Find the lines in the records below that contain "chatGPT生成图片", and report each of them.

== Component data from apps and pages ==
——
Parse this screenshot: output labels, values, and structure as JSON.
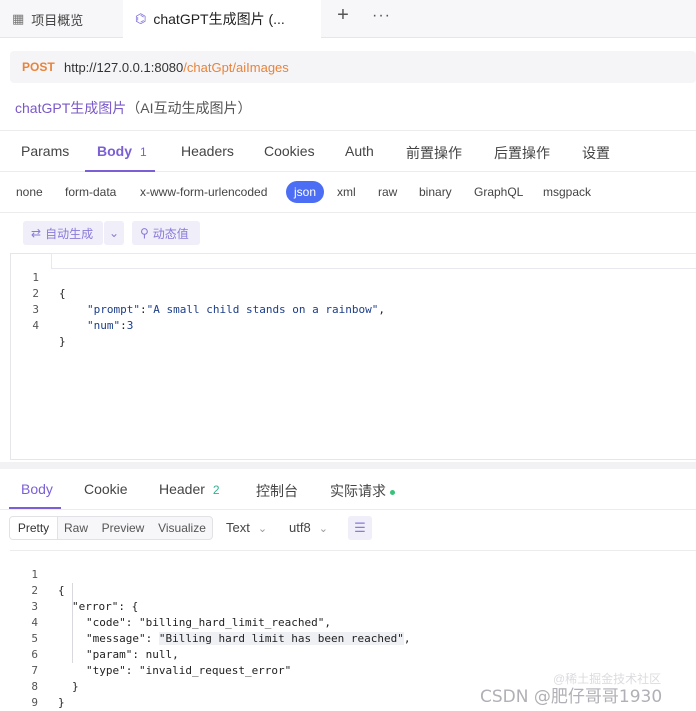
{
  "tabs": {
    "overview": {
      "icon": "table-icon",
      "label": "项目概览"
    },
    "request": {
      "icon": "request-icon",
      "label": "chatGPT生成图片 (..."
    },
    "add": "+",
    "more": "···"
  },
  "url_bar": {
    "method": "POST",
    "host": "http://127.0.0.1:8080",
    "path": "/chatGpt/aiImages"
  },
  "request_name": {
    "name": "chatGPT生成图片",
    "desc": "（AI互动生成图片）"
  },
  "request_tabs": [
    {
      "label": "Params"
    },
    {
      "label": "Body",
      "badge": "1"
    },
    {
      "label": "Headers"
    },
    {
      "label": "Cookies"
    },
    {
      "label": "Auth"
    },
    {
      "label": "前置操作"
    },
    {
      "label": "后置操作"
    },
    {
      "label": "设置"
    }
  ],
  "body_types": [
    "none",
    "form-data",
    "x-www-form-urlencoded",
    "json",
    "xml",
    "raw",
    "binary",
    "GraphQL",
    "msgpack"
  ],
  "body_type_selected": "json",
  "tools": {
    "auto_generate": "自动生成",
    "dynamic_value": "动态值"
  },
  "request_code": {
    "line_numbers": [
      "1",
      "2",
      "3",
      "4"
    ],
    "l1": "{",
    "l2_key": "\"prompt\"",
    "l2_colon": ":",
    "l2_val": "\"A small child stands on a rainbow\"",
    "l2_end": ",",
    "l3_key": "\"num\"",
    "l3_colon": ":",
    "l3_val": "3",
    "l4": "}"
  },
  "response_tabs": [
    {
      "label": "Body"
    },
    {
      "label": "Cookie"
    },
    {
      "label": "Header",
      "badge": "2"
    },
    {
      "label": "控制台"
    },
    {
      "label": "实际请求"
    }
  ],
  "format_buttons": [
    "Pretty",
    "Raw",
    "Preview",
    "Visualize"
  ],
  "format_selected": "Pretty",
  "text_select": "Text",
  "encoding_select": "utf8",
  "response_code": {
    "line_numbers": [
      "1",
      "2",
      "3",
      "4",
      "5",
      "6",
      "7",
      "8",
      "9"
    ],
    "l1": "{",
    "l2": "\"error\": {",
    "l3": "\"code\": \"billing_hard_limit_reached\",",
    "l4a": "\"message\": ",
    "l4b": "\"Billing hard limit has been reached\"",
    "l4c": ",",
    "l5": "\"param\": null,",
    "l6": "\"type\": \"invalid_request_error\"",
    "l7": "}",
    "l8": "}",
    "l9": ""
  },
  "watermark": {
    "back": "@稀土掘金技术社区",
    "front": "CSDN @肥仔哥哥1930"
  },
  "colors": {
    "accent": "#7b5fd6",
    "method": "#e8833a",
    "json_active": "#4c6ef5"
  }
}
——
== EXERCISE SOLUTION ==
      "label": "chatGPT生成图片 (..."
    "name": "chatGPT生成图片",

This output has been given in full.